▸ **Exercise**: Every line of the data below must be given again exactly.

[Supplied entries]

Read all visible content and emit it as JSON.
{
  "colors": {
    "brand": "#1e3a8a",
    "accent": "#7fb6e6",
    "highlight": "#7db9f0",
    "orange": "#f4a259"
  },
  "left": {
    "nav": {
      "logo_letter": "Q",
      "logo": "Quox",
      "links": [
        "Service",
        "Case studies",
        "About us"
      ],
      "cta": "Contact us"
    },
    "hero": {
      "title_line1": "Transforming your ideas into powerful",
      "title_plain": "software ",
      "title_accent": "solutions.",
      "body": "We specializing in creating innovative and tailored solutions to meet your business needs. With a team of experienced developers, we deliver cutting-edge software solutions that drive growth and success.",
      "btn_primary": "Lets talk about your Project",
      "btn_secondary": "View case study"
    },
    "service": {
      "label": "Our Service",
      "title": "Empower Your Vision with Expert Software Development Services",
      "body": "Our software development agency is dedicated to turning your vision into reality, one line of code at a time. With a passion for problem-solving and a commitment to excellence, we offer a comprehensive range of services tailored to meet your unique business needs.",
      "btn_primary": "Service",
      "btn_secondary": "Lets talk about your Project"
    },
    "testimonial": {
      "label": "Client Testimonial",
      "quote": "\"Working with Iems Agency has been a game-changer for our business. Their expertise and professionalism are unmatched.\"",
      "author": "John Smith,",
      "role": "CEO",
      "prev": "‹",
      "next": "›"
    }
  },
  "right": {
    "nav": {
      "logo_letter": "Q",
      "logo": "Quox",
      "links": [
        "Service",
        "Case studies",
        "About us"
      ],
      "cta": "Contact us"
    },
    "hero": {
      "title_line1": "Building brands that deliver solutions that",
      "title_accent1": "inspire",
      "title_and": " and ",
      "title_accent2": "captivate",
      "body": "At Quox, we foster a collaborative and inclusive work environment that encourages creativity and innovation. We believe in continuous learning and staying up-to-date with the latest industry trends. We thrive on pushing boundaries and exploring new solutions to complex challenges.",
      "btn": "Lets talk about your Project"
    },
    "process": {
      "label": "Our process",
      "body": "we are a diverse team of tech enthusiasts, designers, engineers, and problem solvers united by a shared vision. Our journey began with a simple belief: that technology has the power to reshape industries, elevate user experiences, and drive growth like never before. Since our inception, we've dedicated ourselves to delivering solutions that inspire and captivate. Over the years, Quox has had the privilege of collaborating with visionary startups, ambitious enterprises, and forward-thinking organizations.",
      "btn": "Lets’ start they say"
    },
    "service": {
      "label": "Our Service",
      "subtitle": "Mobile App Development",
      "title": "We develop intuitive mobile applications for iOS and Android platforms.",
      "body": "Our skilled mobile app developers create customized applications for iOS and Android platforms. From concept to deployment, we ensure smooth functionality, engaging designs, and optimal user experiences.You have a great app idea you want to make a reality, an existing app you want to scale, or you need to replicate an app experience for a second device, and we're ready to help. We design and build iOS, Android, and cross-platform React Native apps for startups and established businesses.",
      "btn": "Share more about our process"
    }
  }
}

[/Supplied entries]

▸ **Reply**:
Read all visible content and emit it as JSON.
{
  "colors": {
    "brand": "#1e3a8a",
    "accent": "#7fb6e6",
    "highlight": "#7db9f0",
    "orange": "#f4a259"
  },
  "left": {
    "nav": {
      "logo_letter": "Q",
      "logo": "Quox",
      "links": [
        "Service",
        "Case studies",
        "About us"
      ],
      "cta": "Contact us"
    },
    "hero": {
      "title_line1": "Transforming your ideas into powerful",
      "title_plain": "software ",
      "title_accent": "solutions.",
      "body": "We specializing in creating innovative and tailored solutions to meet your business needs. With a team of experienced developers, we deliver cutting-edge software solutions that drive growth and success.",
      "btn_primary": "Lets talk about your Project",
      "btn_secondary": "View case study"
    },
    "service": {
      "label": "Our Service",
      "title": "Empower Your Vision with Expert Software Development Services",
      "body": "Our software development agency is dedicated to turning your vision into reality, one line of code at a time. With a passion for problem-solving and a commitment to excellence, we offer a comprehensive range of services tailored to meet your unique business needs.",
      "btn_primary": "Service",
      "btn_secondary": "Lets talk about your Project"
    },
    "testimonial": {
      "label": "Client Testimonial",
      "quote": "\"Working with Iems Agency has been a game-changer for our business. Their expertise and professionalism are unmatched.\"",
      "author": "John Smith,",
      "role": "CEO",
      "prev": "‹",
      "next": "›"
    }
  },
  "right": {
    "nav": {
      "logo_letter": "Q",
      "logo": "Quox",
      "links": [
        "Service",
        "Case studies",
        "About us"
      ],
      "cta": "Contact us"
    },
    "hero": {
      "title_line1": "Building brands that deliver solutions that",
      "title_accent1": "inspire",
      "title_and": " and ",
      "title_accent2": "captivate",
      "body": "At Quox, we foster a collaborative and inclusive work environment that encourages creativity and innovation. We believe in continuous learning and staying up-to-date with the latest industry trends. We thrive on pushing boundaries and exploring new solutions to complex challenges.",
      "btn": "Lets talk about your Project"
    },
    "process": {
      "label": "Our process",
      "body": "we are a diverse team of tech enthusiasts, designers, engineers, and problem solvers united by a shared vision. Our journey began with a simple belief: that technology has the power to reshape industries, elevate user experiences, and drive growth like never before. Since our inception, we've dedicated ourselves to delivering solutions that inspire and captivate. Over the years, Quox has had the privilege of collaborating with visionary startups, ambitious enterprises, and forward-thinking organizations.",
      "btn": "Lets’ start they say"
    },
    "service": {
      "label": "Our Service",
      "subtitle": "Mobile App Development",
      "title": "We develop intuitive mobile applications for iOS and Android platforms.",
      "body": "Our skilled mobile app developers create customized applications for iOS and Android platforms. From concept to deployment, we ensure smooth functionality, engaging designs, and optimal user experiences.You have a great app idea you want to make a reality, an existing app you want to scale, or you need to replicate an app experience for a second device, and we're ready to help. We design and build iOS, Android, and cross-platform React Native apps for startups and established businesses.",
      "btn": "Share more about our process"
    }
  }
}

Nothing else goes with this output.